Mon, 02 March 2020
Ever wondered what a consultant does? We spoke to Bill Grieve, a different kind of ‘consultant’, about his role and experiences in the Middle East. Bill’s piercing eyes can be intimidating, no doubt stemming from his background as an experienced former Special Forces officer with unique skills that set him apart – so we were careful what we asked!
So Bill, tell us a little bit about yourself.
I am a consultant, and the principle function of a consultant is to give good advice – accurate, useful and up to date, in a variety of circumstances.
Advice is based not only on logic and fact but situational reality – and sometimes I also take appropriate actions where needed for the client.
The type of advice I give is often called upon by leading CEOs, business heads and industry leaders who find themselves facing uncertainties, difficulties and demanding expansion.
Are you a specialist consultant or a jack of all trades?
I have experience in a lot of diverse fields and a range of skills developed over a lifetime that often impress my friends, amaze my enemies and shake opposition. Passion brings its own skills and experience. Observe a young person with a digital game, if they are passionate, they quickly develop skills and experience and often become masters at the game rapidly through dedication and focus – just so with a good consultant.
How do you view business in the Middle East?
We have a great range of mature and developing businesses in the region, however many are seen as easy pickings for criminals and fraudsters as well as CSL managers and employees (CSL stands for Cheating, Stealing and Lying).
What also negatively impacts on businesses is the FFF management system – Family, Friends and Fools – often found as a consolidated group running what might be very good companies into the ground, taking every opportunity for personal enrichment and leaving behind chaos, confusion, friction and poor productivity in their wake.
Who do you work for?
I am still licensed by the New Zealand Government’s Ministry of Justice in a range of special classes and I often advise and work for large companies and groups as well as law firms and global corporates. I never divulge my clients’ details and most of the time even my close associates don’t know who I am working for. In this business you are only as good as your last job.
Can you give us an example of the consultancy work you do?
Anything from routine in-house corporate work to specialist assignments and tasks.
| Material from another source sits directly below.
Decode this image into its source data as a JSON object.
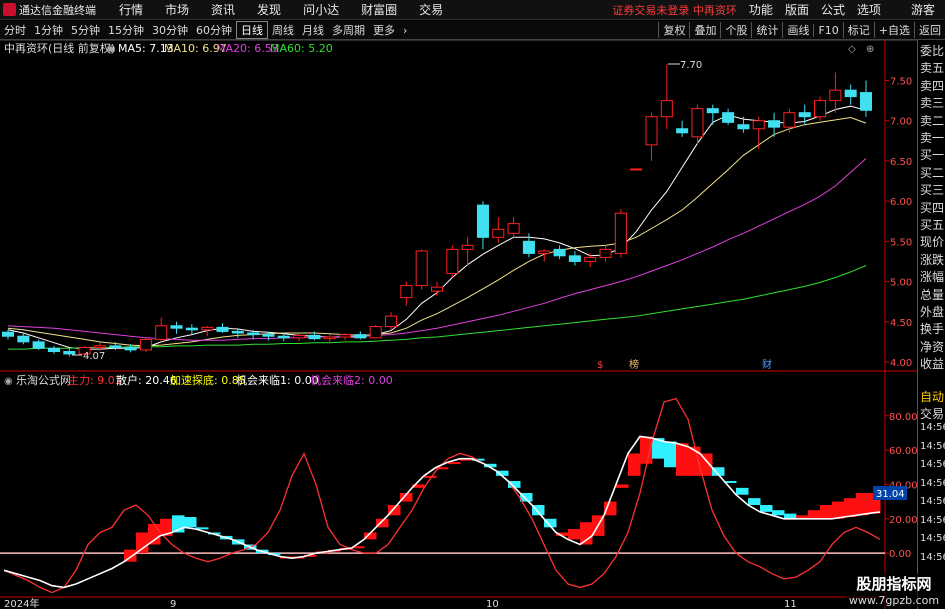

Generally I advise my clients on the most appropriate course of action to take for resolving problems, sometimes under difficult and tense circumstances, to achieve the best possible outcome in line with their expectations and, where necessary, I will get involved myself to ensure a positive executive outcome.
Routine work can be standard strategy, change management, new management insertion, system/process analysis, performance enhancement, talent bridging, interim management and productivity or process measurement and development.
No two days are the same and situations often unfold at high speed necessitating agility, expertise and rapid decision making – and sometimes very practical, pragmatic solutions.
On top of normal consulting, I have carried out planned escorting of senior business figures into potentially dangerous environments, accompanied VIP children and families travelling, carried confidential documents and valuables, terminated potentially violent and threatening senior executives, broken single-nationality mafias and crime syndicates, carried out scientific large-scale downsizing in big companies and attended high-level meetings as a minute taker.
All in a day’s work!
Any last words?
The greatest wrongdoings in a company or organisation are disloyalty and dishonesty – both are unforgivable.
Lead, follow or get out of the way! People are either part of the problem or part of the solution – if they are a part of the problem…it’s going to be a rough ride if they are on my radar, I don’t suffer fools lightly.